“Jeffers was moved from an an early age by the sufferings of the poor and dispossessed. In 1926, Jeffers established the Coterie of Social Workers which provided free lunches to poor school children. The first “Breakfast Shed” was established in Port of Spain in 1926. Others were established in Barataria, San Fernando, Siparia, and Tobago.” source
According to blogger Trinimuse, “The first venue for this venture was constructed at Warner Street, New Town, a short distance away from the Jeffers’ home. For some reason the building was called a ‘breakfast shed’ despite the fact that it was to provide lunch. This ‘breakfast shed’ immediately became popular with the school children of the surrounding New Town and Woodbrook districts. Not long afterwards came the main Breakfast Centre on Edward Street which supplied other venues. Nevertheless, it became a popular sport for the children of the city who flocked there for perhaps their major meal of the day. In this time of abject poverty, when many of the nation’s school children went without the benefit of a mid-day meal, the school kids of Port of Spain were not so deprived. Our internationally known Breakfast Shed is derived from or commemorates these beginnings.”
Now isn’t that nice? To know that you are eating at a place that was founded with such a noble mission, and has since turned into somewhat of a local institution? Well, at least I think so.. What’s just as notable is the fact that the women working there are the direct descendants of the women who worked at the Breakfast Sheds of long ago.
The piece of information that I’m missing here is how the Breakfast Shed went from being a place that fed impoverished school children, to a place where port workers and ‘common folk’ came to eat lunch.
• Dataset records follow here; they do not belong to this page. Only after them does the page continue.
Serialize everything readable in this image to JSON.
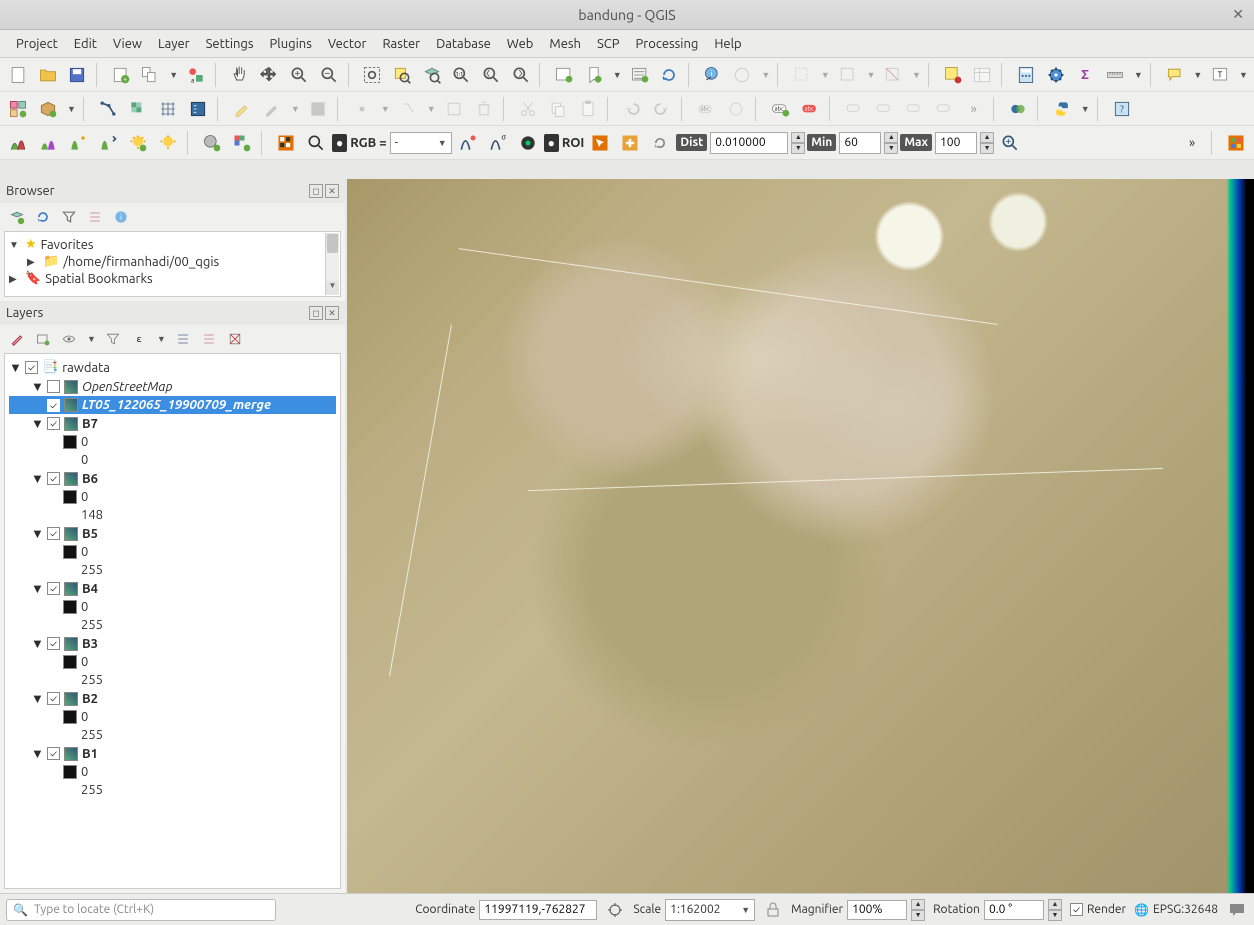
{
  "window": {
    "title": "bandung - QGIS"
  },
  "menus": [
    "Project",
    "Edit",
    "View",
    "Layer",
    "Settings",
    "Plugins",
    "Vector",
    "Raster",
    "Database",
    "Web",
    "Mesh",
    "SCP",
    "Processing",
    "Help"
  ],
  "browser": {
    "title": "Browser",
    "items": {
      "favorites": "Favorites",
      "path": "/home/firmanhadi/00_qgis",
      "bookmarks": "Spatial Bookmarks"
    }
  },
  "layers": {
    "title": "Layers",
    "group": "rawdata",
    "osm": "OpenStreetMap",
    "selected": "LT05_122065_19900709_merge",
    "bands": [
      {
        "name": "B7",
        "lo": "0",
        "hi": "0"
      },
      {
        "name": "B6",
        "lo": "0",
        "hi": "148"
      },
      {
        "name": "B5",
        "lo": "0",
        "hi": "255"
      },
      {
        "name": "B4",
        "lo": "0",
        "hi": "255"
      },
      {
        "name": "B3",
        "lo": "0",
        "hi": "255"
      },
      {
        "name": "B2",
        "lo": "0",
        "hi": "255"
      },
      {
        "name": "B1",
        "lo": "0",
        "hi": "255"
      }
    ]
  },
  "scp": {
    "rgb_label": "RGB =",
    "rgb_value": "-",
    "roi_label": "ROI",
    "dist_label": "Dist",
    "dist_value": "0.010000",
    "min_label": "Min",
    "min_value": "60",
    "max_label": "Max",
    "max_value": "100"
  },
  "status": {
    "search_placeholder": "Type to locate (Ctrl+K)",
    "coord_label": "Coordinate",
    "coord_value": "11997119,-762827",
    "scale_label": "Scale",
    "scale_value": "1:162002",
    "mag_label": "Magnifier",
    "mag_value": "100%",
    "rot_label": "Rotation",
    "rot_value": "0.0 °",
    "render_label": "Render",
    "crs": "EPSG:32648"
  }
}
I suppose when Breakfast Sheds started to spring up in different locations, their purposes/clientele changed as well.. Does anyone have another explanation?
It wasn’t until I read an article in MACO Magazine that I learned that during the reconstruction of the International Waterfront Center, the Breakfast Shed had also undergone a rebranding, and was now “Femmes du Chalet.” (seriously? ha!) Thankfully, it doesn’t seem like the new name has caught on, as everyone still refers to by its original name.
I think that whoever was in charge of the Breakfast Shed’s ‘rebranding’ should’ve focused on preserving the venue’s historical/cultural significance instead of trying change its whole identity..and while they were at it, they should’ve also paid tribute to its founder – Audrey Jeffers. Just a thought..! When I went back to my colleagues and told them what I had found, they were all surprised to learn that the Breakfast Shed was actually founded to provide meals to needy school children – it’s a shame that even locals don’t know about the Breakfast Shed’s humble beginnings,,much less ‘foreigners’ like me. Knowing the history behind this venue, makes eating there that much more..well, special.
Anyway, if you go..plan on spending about $60TT for a meal,, MACO Magazine suggests $40..but whenever I go, I spend an average of $60-$70 including a drink – maybe i just have expensive taste? You will find that the vendors serve relatively similar dishes..the trick is to take a walk around and find the mounds of food that are most appealing to you! That’s what I do! (The Breakfast Shed is located off of Wrightson Road and adjacent to the gov’t complex in the International Waterfront Center).
I’ll end this post with a youtube video I found of an American travel journalist who visited the Breakfast Shed. Check it out! It’s so strange hearing an American talking about callaloo and pelau. haha..